Your baby’s emotions will often be expressed through play. Learn how you can help your child explore her feelings and the world around her.
What to expect
Your baby is likely to:
- laugh aloud (at 2-4 months)
- begin to withdraw from strangers (at about eight months)
- prefer you to any other adult and be clingy towards you (from about eight months)
- experience increased anxiety with new people, called stranger anxiety (from about eight months)
- give loving cuddles (from 10 months)
- experience increased separation anxiety, even when you just walk out of the room in your own home (from 10-18 months)
- experience fear for the first time (from 12 months)
- start to verbally express how she feels, such as saying ‘sore’ for pain or ‘yay’ for happy (from about 14 months).
Play ideas to encourage the exploration of feelings
Play is one of the best ways for young children to find out about and express their feelings. There are some great ways to encourage your child to express his emotions – but keep in mind that play is mostly about having fun!
Messy play with sand, mud, paints and other gooey substances can help your baby get used to the way different things make her feel.
- Messy play can also help your baby express upset feelings. He can slap mud around, slosh water angrily and stamp on it all if he wants to.
- Your baby can act out her feelings with puppets or toys.
- If you take your baby to a park or an open space where he can crawl, roll and explore different things, he’ll be able to release his emotions. This is something he’ll want to do more and more as he becomes a toddler.
- Playing music and singing to your baby (and, later, dancing with your child) is a form of expression many children love.
Play is most valuable for your baby when she gets the chance to lead. If you step back and let your baby be the boss, it will help her learn to make decisions and use her own imagination.
Your young child might also learn to show feelings such as hurt or confusion through play. Playing aggressively around a new sibling, for example, can be an expression of feelings of confusion and hurt that someone has ‘taken his place’.
The fact that children can act out their emotions through play means it can be a form of therapy for even very young children.
When to seek help
If your baby has reached 18 months and still shows no sign of separation anxiety, or has no preference for familiar faces, you might want to have her checked out by a health professional. You might also want to seek advice if:
- your baby’s feelings are difficult to understand
- your baby’s feelings aren’t appropriate or seem at odds with the situation

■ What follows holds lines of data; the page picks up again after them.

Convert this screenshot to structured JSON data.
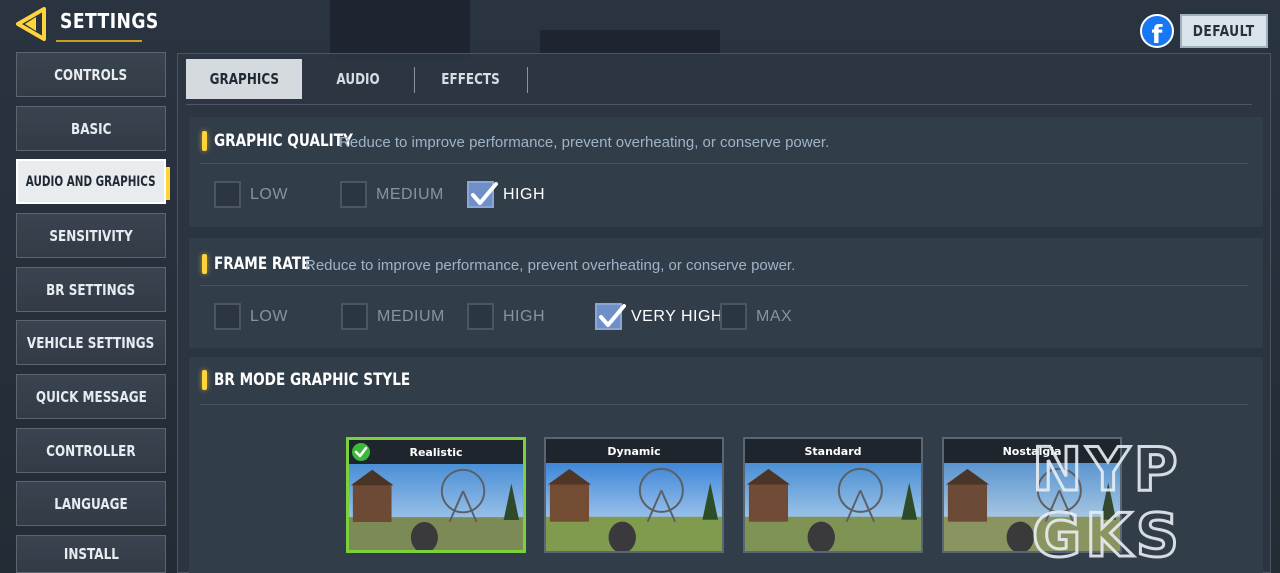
{
  "header": {
    "title": "SETTINGS",
    "default_label": "DEFAULT",
    "facebook_glyph": "f",
    "accent_color": "#ffd43b"
  },
  "sidebar": {
    "items": [
      {
        "label": "CONTROLS"
      },
      {
        "label": "BASIC"
      },
      {
        "label": "AUDIO AND GRAPHICS",
        "active": true
      },
      {
        "label": "SENSITIVITY"
      },
      {
        "label": "BR SETTINGS"
      },
      {
        "label": "VEHICLE SETTINGS"
      },
      {
        "label": "QUICK MESSAGE"
      },
      {
        "label": "CONTROLLER"
      },
      {
        "label": "LANGUAGE"
      },
      {
        "label": "INSTALL"
      }
    ]
  },
  "tabs": [
    {
      "label": "GRAPHICS",
      "active": true
    },
    {
      "label": "AUDIO"
    },
    {
      "label": "EFFECTS"
    }
  ],
  "graphic_quality": {
    "title": "GRAPHIC QUALITY",
    "description": "Reduce to improve performance, prevent overheating, or conserve power.",
    "options": [
      "LOW",
      "MEDIUM",
      "HIGH"
    ],
    "selected": "HIGH"
  },
  "frame_rate": {
    "title": "FRAME RATE",
    "description": "Reduce to improve performance, prevent overheating, or conserve power.",
    "options": [
      "LOW",
      "MEDIUM",
      "HIGH",
      "VERY HIGH",
      "MAX"
    ],
    "selected": "VERY HIGH"
  },
  "br_style": {
    "title": "BR MODE GRAPHIC STYLE",
    "styles": [
      "Realistic",
      "Dynamic",
      "Standard",
      "Nostalgia"
    ],
    "selected": "Realistic"
  },
  "watermark": {
    "lines": [
      "NYP",
      "GKS"
    ]
  }
}
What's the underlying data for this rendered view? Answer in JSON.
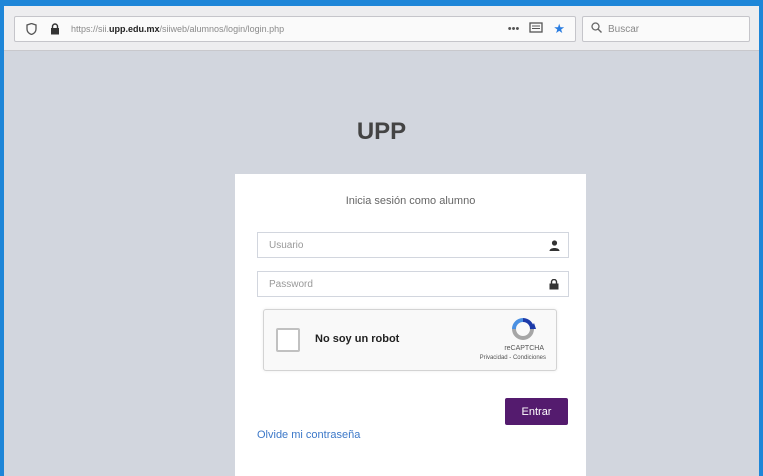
{
  "browser": {
    "url_prefix": "https://sii.",
    "url_domain": "upp.edu.mx",
    "url_path": "/siiweb/alumnos/login/login.php",
    "search_placeholder": "Buscar",
    "more_glyph": "•••"
  },
  "page": {
    "brand": "UPP",
    "card_title": "Inicia sesión como alumno",
    "username_placeholder": "Usuario",
    "password_placeholder": "Password",
    "captcha_label": "No soy un robot",
    "captcha_brand": "reCAPTCHA",
    "captcha_links": "Privacidad - Condiciones",
    "submit_label": "Entrar",
    "forgot_link": "Olvide mi contraseña"
  },
  "icons": {
    "shield": "shield-icon",
    "lock": "lock-icon",
    "reader": "reader-view-icon",
    "star": "bookmark-star-icon",
    "search": "search-icon",
    "user": "user-icon",
    "password": "lock-icon",
    "recaptcha": "recaptcha-logo-icon"
  },
  "colors": {
    "page_background": "#d2d6de",
    "submit_button": "#541b6e",
    "link": "#3c78c8"
  }
}
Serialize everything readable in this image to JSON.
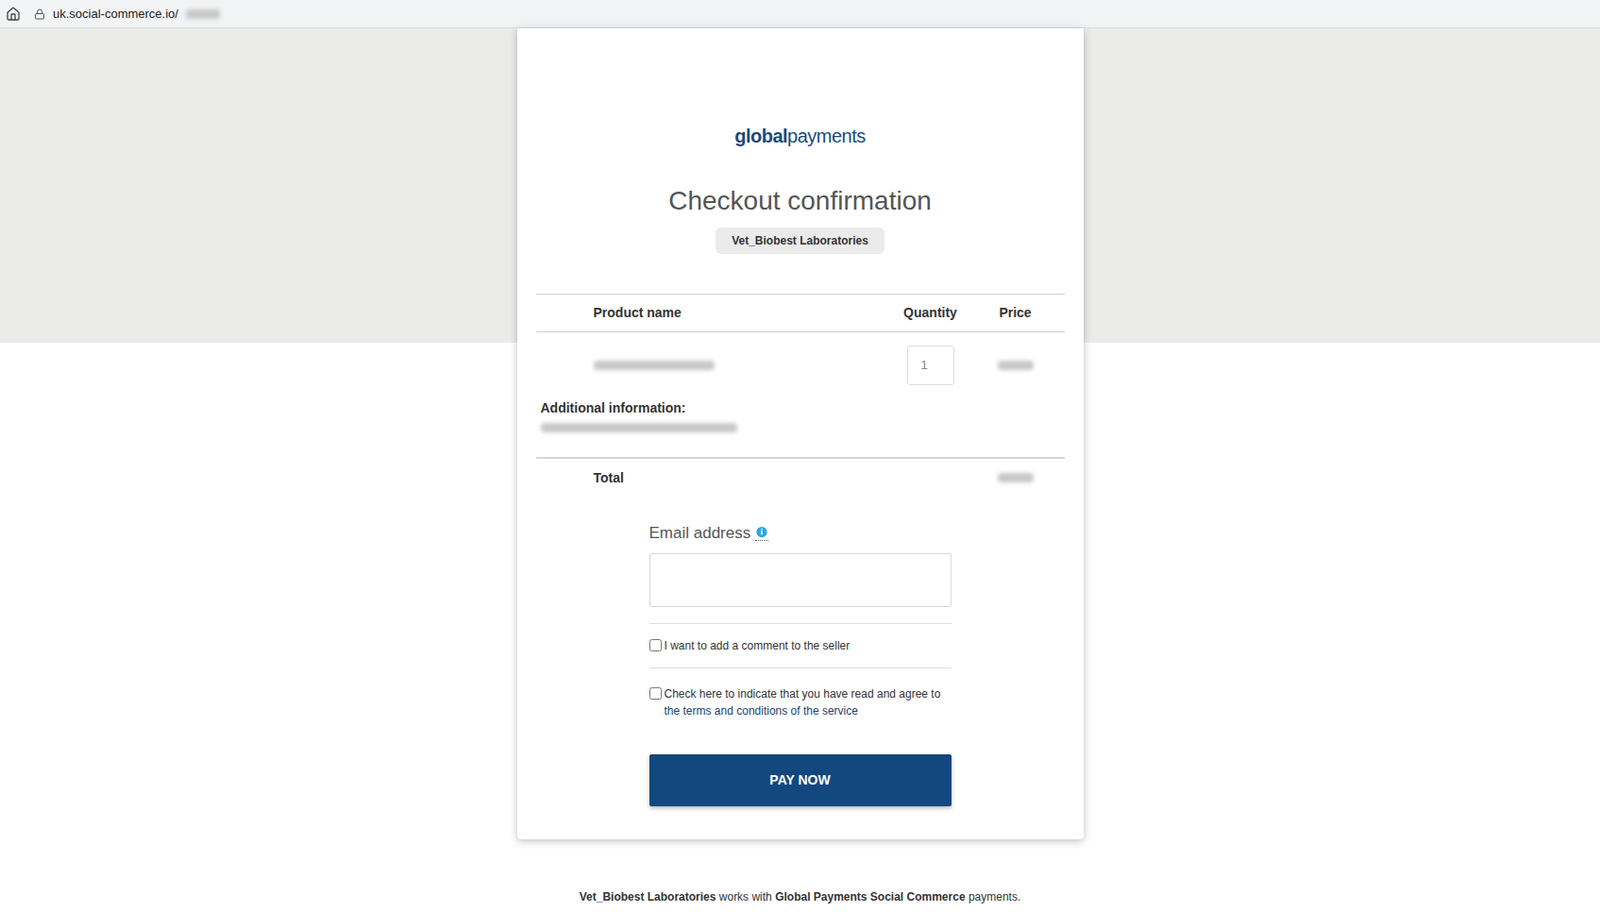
{
  "browser": {
    "address": "uk.social-commerce.io/",
    "address_blurred": true
  },
  "logo": {
    "bold": "global",
    "light": "payments"
  },
  "title": "Checkout confirmation",
  "merchant": "Vet_Biobest Laboratories",
  "table": {
    "columns": [
      "Product name",
      "Quantity",
      "Price"
    ],
    "rows": [
      {
        "name_blurred": true,
        "quantity": "1",
        "price_blurred": true
      }
    ]
  },
  "additional_info": {
    "label": "Additional information:",
    "value_blurred": true
  },
  "total": {
    "label": "Total",
    "value_blurred": true
  },
  "email": {
    "label": "Email address",
    "value": ""
  },
  "checkboxes": [
    {
      "label": "I want to add a comment to the seller",
      "link": "",
      "checked": false
    },
    {
      "label": "Check here to indicate that you have read and agree to ",
      "link": "the terms and conditions of the service",
      "checked": false
    }
  ],
  "pay_button": "PAY NOW",
  "footer": [
    {
      "text": "Vet_Biobest Laboratories",
      "bold": true
    },
    {
      "text": " works with ",
      "bold": false
    },
    {
      "text": "Global Payments Social Commerce",
      "bold": true
    },
    {
      "text": " payments.",
      "bold": false
    }
  ]
}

- your baby rarely uses emotional expressions to communicate feelings.
Babies all grow and develop at their own rate. If you’re concerned about any aspect of your baby’s development, it’s a good idea to visit a health professional.